BEIRUT (Reuters) - Lebanon’s Maronite patriarch on Saturday urged the political factions to elect a new president, effectively throwing his weight behind a power-sharing plan that would make an ally of Syria’s Bashar al-Assad head of state.
The head of the Maronite Christian community, Patriarch Beshara al-Rai, met leaders of Christian political parties this week, including the touted candidate Suleiman Franjieh, after Saudi Arabia lent its backing to the plan.
“I call on the political blocs to move responsibly, objectively and mindfully toward this new, serious initiative in order to elect a president,” he said at a mass north of Beirut and quoted by Lebanon’s National News Agency.
Rai urged parties to “rise above personal and factional interests” in order to fill the post, which has been vacant for 18 months. He hoped progress could be wrapped up by the end of the year.
The lack of president has contributed to a political crisis that has paralyzed state institutions, including the government which has been unable to take basic decisions. Political rivalries have been exacerbated by the war in neighboring Syria.
The proposal, tabled by Sunni politician Saad al-Hariri, would see him return to Lebanon as prime minister and make Maronite politician Franjieh president. Hariri is backed by Saudi Arabia, while Franjieh is a family friend and close ally of Assad, who is backed by Saudi’s regional rival Iran.
Under Lebanon’s sectarian power-sharing system, the president must always be a Maronite Christian. Two other politicians, Michel Aoun and Samir Geagea, have been vying for the post, but neither has been able to garner the cross-party consensus required.

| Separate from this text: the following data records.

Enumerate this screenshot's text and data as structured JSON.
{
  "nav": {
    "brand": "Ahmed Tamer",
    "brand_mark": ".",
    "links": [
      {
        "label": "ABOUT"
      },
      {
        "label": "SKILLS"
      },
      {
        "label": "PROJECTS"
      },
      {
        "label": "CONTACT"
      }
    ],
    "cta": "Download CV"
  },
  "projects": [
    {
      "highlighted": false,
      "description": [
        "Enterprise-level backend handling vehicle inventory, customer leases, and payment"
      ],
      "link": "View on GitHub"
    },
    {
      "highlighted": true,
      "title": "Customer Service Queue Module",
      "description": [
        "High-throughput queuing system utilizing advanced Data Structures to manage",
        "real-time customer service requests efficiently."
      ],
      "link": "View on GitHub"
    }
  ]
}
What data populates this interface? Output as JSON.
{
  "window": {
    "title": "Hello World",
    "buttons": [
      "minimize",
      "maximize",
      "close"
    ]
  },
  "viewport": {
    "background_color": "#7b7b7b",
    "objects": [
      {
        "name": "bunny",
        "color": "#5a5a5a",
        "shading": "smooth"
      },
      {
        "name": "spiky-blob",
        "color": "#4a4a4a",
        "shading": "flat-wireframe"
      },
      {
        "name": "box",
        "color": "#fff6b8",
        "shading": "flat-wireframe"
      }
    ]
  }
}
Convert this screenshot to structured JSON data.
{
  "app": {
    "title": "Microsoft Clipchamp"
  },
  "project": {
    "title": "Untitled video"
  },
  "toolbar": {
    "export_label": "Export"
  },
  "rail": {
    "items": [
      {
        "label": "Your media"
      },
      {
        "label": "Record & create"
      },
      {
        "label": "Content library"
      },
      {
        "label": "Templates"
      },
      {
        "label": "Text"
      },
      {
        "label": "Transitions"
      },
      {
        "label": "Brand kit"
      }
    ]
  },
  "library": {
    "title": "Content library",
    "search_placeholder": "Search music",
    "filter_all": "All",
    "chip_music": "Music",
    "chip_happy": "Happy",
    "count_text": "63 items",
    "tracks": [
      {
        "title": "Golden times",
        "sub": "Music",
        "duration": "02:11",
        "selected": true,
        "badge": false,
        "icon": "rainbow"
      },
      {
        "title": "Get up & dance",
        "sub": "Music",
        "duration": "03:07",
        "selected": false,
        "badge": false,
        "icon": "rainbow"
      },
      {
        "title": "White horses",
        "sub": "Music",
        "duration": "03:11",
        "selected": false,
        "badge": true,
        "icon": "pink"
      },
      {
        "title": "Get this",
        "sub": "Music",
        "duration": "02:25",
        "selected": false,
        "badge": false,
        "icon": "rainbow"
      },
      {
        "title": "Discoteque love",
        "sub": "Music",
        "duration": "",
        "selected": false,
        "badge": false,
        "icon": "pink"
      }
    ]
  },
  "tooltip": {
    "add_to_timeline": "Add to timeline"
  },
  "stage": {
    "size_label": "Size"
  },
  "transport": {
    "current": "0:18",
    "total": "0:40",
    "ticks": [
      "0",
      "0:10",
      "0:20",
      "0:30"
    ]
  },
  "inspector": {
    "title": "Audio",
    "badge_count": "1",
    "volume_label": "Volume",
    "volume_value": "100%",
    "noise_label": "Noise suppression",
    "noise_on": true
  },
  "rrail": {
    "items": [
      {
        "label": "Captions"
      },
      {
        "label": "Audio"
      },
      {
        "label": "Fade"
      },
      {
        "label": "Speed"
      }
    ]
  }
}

Franjieh said late on Wednesday his candidacy was not yet official but he was waiting for Hariri to formally endorse it.
Reporting by John Davison; Editing b y Richard Balmforth